In Love in the Time of Cholera, letters represent the desire of various characters to either display or obscure the truth from others. Writing letters provides an opportunity for characters to reveal their true selves or, on the contrary, to disguise some of their intentions. Before committing suicide, refugee Jeremiah de Saint-Amour writes Dr. Juvenal Urbino a letter describing his past crimes. This act of transparency demonstrates de Saint-Amour’s desire for his true identity to be known, even if it is unflattering and might shock his friend—who, in addition, will be unable to answer de Saint-Amour since he will be dead. Florentino Ariza’s letters to Fermina Daza, on the other hand, are not meant to highlight past immoral deeds, but to seduce her. In his youth, Florentino uses lyrical poetry to do so, whereas in old age he writes meditations on issues related to life and death. These strategies reveal that Florentino has learned new, innovative ways to impress the woman he loves, even if his actual intentions (to win Fermina over) have not changed. Letter-writing, in this sense, is not necessarily fully honest and genuine for every character in the novel, since they can choose to reveal only the aspect of themselves that might appeal to their addressee, according to their particular goals. This issue is further complicated by the fact that Gabriel García Márquez never transcribes any letter for readers to see. This suggests that the actual content of letters might matter less than characters’ reactions to them. In other words, the capacity for letters to serve as vehicles for people’s emotions and desires ultimately proves more important than their literary content.
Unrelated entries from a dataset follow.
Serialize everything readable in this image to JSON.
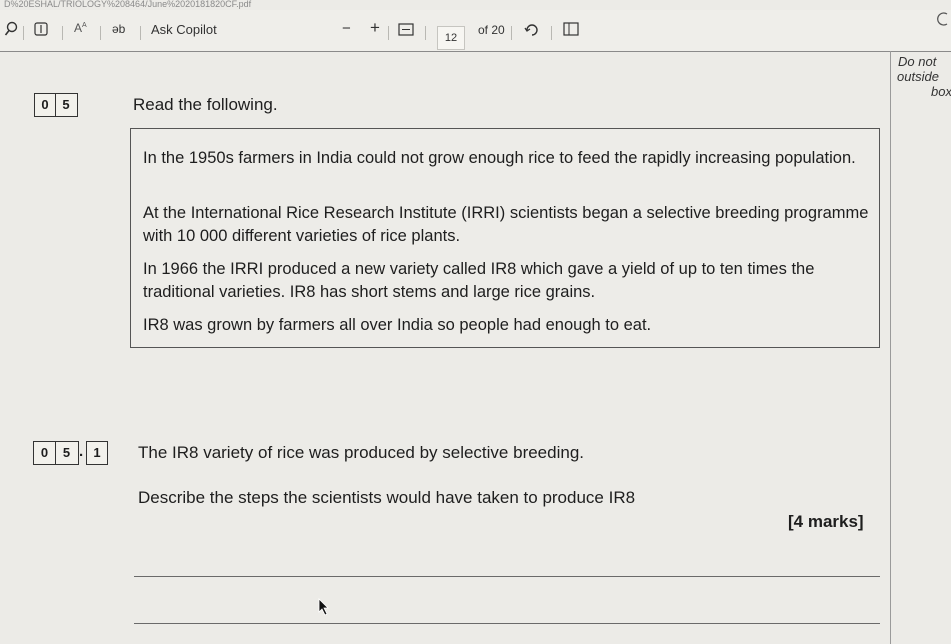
{
  "top_path": "D%20ESHAL/TRIOLOGY%208464/June%2020181820CF.pdf",
  "toolbar": {
    "ask_copilot": "Ask Copilot",
    "zoom_out": "−",
    "zoom_in": "+",
    "current_page": "12",
    "page_total": "of 20"
  },
  "margin_note": {
    "line1": "Do not",
    "line2": "outside",
    "line3": "box"
  },
  "question": {
    "number_digits": [
      "0",
      "5"
    ],
    "prompt": "Read the following."
  },
  "source": {
    "p1": "In the 1950s farmers in India could not grow enough rice to feed the rapidly increasing population.",
    "p2": "At the International Rice Research Institute (IRRI) scientists began a selective breeding programme with 10 000 different varieties of rice plants.",
    "p3": "In 1966 the IRRI produced a new variety called IR8 which gave a yield of up to ten times the traditional varieties.  IR8 has short stems and large rice grains.",
    "p4": "IR8 was grown by farmers all over India so people had enough to eat."
  },
  "subquestion": {
    "number_digits": [
      "0",
      "5"
    ],
    "dot": ".",
    "part": "1",
    "statement": "The IR8 variety of rice was produced by selective breeding.",
    "instruction": "Describe the steps the scientists would have taken to produce IR8",
    "marks": "[4 marks]"
  }
}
The various uses of letter-writing in the novel thus signal the variety of intentions that characters have toward each other—whether this involves telling the truth and revealing one’s past crimes or building trust to achieve romantic seduction.
Letters Quotes in Love in the Time of Cholera
It had to be a mad dream, one that would give her the courage she would need to discard the prejudices of a class that had not always been hers but had become hers more than anyone’s. It had to teach her to think of love as a state of grace: not the means to anything but the alpha and omega, an end in itself.